You may be aware of the brouhaha regarding the United States Postal Services. They, like so many of you, are in a spot of bother, money-wise. Apparently, more people are not sending post more often than they used to not to, and now the poor postmaster is wringing his hands in despair. I sympathise, I do. However, I was more than alarmed when I read of his plan to remedy this situation.
No Saturday deliveries.
Did your heart miss a beat when you read that? Mine surely did (when I watched Christopher type it.) It’s clearly a decision that reeks of bigotry (there’s so little Jews can do on the Sabbath, why deny them the pleasure of receiving some post?). Even more disturbing is the plain fact that eliminating Saturday mail delivery goes against everything that great nation stands for. Postmaster General Donahoe might as well have said he planned to set alight the old Stars and Stripes, because both acts are identical in terms of their anti-American sentiment.
The reason the Post Office is so symbolic of the very nature of American goodness is because of the way it benefits all Americans, even those poor unfortunates. In fact, Benjamin Franklin first laid out the concept of a United States Post Office in 1775 as part of the country’s first truly social service. In his initial proposal, he wrote:
While we hope that starting this war with England will cut down on some of our population declared of unsound mind, I am concerned that we will still be left with some undesirables, loitering the streets and distressing our womenfolk. Let us invent an institution where they can stay busy doing something productive, without us having to engage in any prolonged interaction with them.
And so the Postal Office was born and has been providing work for mentals for well over 200 years.
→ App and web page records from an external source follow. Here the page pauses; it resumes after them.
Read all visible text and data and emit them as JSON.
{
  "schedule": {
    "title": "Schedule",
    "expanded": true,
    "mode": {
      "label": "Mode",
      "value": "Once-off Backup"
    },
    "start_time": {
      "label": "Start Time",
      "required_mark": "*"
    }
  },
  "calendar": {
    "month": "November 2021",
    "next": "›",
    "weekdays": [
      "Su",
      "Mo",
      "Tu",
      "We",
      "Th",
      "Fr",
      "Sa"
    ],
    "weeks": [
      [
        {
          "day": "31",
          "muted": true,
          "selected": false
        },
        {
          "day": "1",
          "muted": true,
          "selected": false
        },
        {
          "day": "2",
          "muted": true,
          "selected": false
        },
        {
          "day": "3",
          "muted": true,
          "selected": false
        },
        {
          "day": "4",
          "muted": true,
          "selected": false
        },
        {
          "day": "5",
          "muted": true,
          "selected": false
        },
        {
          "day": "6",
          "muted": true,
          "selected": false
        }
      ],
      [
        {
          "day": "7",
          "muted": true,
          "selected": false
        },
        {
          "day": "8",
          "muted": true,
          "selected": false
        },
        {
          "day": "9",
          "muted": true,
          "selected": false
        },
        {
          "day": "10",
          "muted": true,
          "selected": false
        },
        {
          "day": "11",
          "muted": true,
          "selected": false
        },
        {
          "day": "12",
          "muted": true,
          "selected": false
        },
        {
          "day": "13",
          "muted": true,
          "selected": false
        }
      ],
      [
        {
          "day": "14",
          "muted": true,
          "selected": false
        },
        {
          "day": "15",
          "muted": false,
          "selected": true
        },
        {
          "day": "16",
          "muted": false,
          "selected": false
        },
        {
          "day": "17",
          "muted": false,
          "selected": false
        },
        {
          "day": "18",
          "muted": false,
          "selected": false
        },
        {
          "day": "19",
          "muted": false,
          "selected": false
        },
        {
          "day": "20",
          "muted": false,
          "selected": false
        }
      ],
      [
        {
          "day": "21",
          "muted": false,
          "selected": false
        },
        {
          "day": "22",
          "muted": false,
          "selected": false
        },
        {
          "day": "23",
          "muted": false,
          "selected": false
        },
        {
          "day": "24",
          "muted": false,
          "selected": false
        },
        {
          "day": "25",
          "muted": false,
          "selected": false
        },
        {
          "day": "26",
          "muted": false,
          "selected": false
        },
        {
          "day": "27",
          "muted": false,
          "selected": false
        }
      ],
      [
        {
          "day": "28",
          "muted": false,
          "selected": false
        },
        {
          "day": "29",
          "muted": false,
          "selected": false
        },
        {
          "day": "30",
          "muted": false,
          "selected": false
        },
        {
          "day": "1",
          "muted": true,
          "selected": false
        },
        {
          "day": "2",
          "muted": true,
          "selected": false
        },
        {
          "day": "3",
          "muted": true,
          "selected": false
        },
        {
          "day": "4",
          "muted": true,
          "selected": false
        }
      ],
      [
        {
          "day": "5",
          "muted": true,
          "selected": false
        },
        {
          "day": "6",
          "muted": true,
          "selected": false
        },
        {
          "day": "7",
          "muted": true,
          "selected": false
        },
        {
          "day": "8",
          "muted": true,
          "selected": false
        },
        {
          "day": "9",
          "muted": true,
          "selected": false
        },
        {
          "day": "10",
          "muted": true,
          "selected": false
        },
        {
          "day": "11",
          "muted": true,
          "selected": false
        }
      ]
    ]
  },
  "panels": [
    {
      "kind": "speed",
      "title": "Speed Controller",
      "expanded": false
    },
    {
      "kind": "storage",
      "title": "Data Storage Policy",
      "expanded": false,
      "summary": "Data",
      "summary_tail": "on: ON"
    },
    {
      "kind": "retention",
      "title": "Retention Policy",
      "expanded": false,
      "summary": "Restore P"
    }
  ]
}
All people, whether rich or poor, black or white, educated or illiterate, could share in the joy of relaxing on a Saturday afternoon while reading one’s post (though admittedly the illiterate probably found it slightly less satisfying). Saturday delivery told the average American that the government cares about him as an individual; it was if US Mail were saying, “Just because the work week is over, pal, don’t think we’ve forgotten how important your Sports Illustrated Swimsuit Issue is to you, ol’ buddy.” And now not only is the Postmaster going to denying that individual his early Saturday afternoon wank, but he’s also rubbing salt in it by effectively spitting in his eye. Disgusting.
Of course my greatest personal concern about this shocking business is my American fans. As hard as it may be for some of you to imagine, I have a rather colossal following among non-Internet users, including but not limited to geriatrics. Each Tuesday, I send Christopher to the post office to mail off the previous week’s updates in paper form. This allows said fans to receive said paper updates on Saturday afternoons, so that they can peruse them while they are at home waiting for that phone call from the grandchildren that will never come. When the USPS desists Saturday delivery this August, I may have to start sending Christopher out on Mondays, which is the day that he drives me to my Jazzercise class. I can’t believe that I will be required to rearrange my entire life because one selfish government service cannot keep its books in order.
It surprises me that the PO has missed the blaringly obvious solution to this dilemma: eliminate all restrictions on what can be sent through the post BUT add a hefty surcharge to such packages. Think of all the potential revenue. A wedding guest unable to attend would gladly pay a little extra to send a bottle of intoxicating liquor (or a bag of hashish, if that’s their thang) to the bride and groom. An absentee dad in Cali who’d like to send his east coast son a hamster would find no trouble accepting the higher cost to be able to bring a smile to his little boy’s face. Someone who is really into knives might want to send some knives to someone else who is really into knives. The possibilities are endless.
I don’t doubt this suggestion will be ignored by Patrick R Donohoe, because I hear he likes nothing better than watching fatherless children cry. But I hope he knows just how really, really cross I am with him.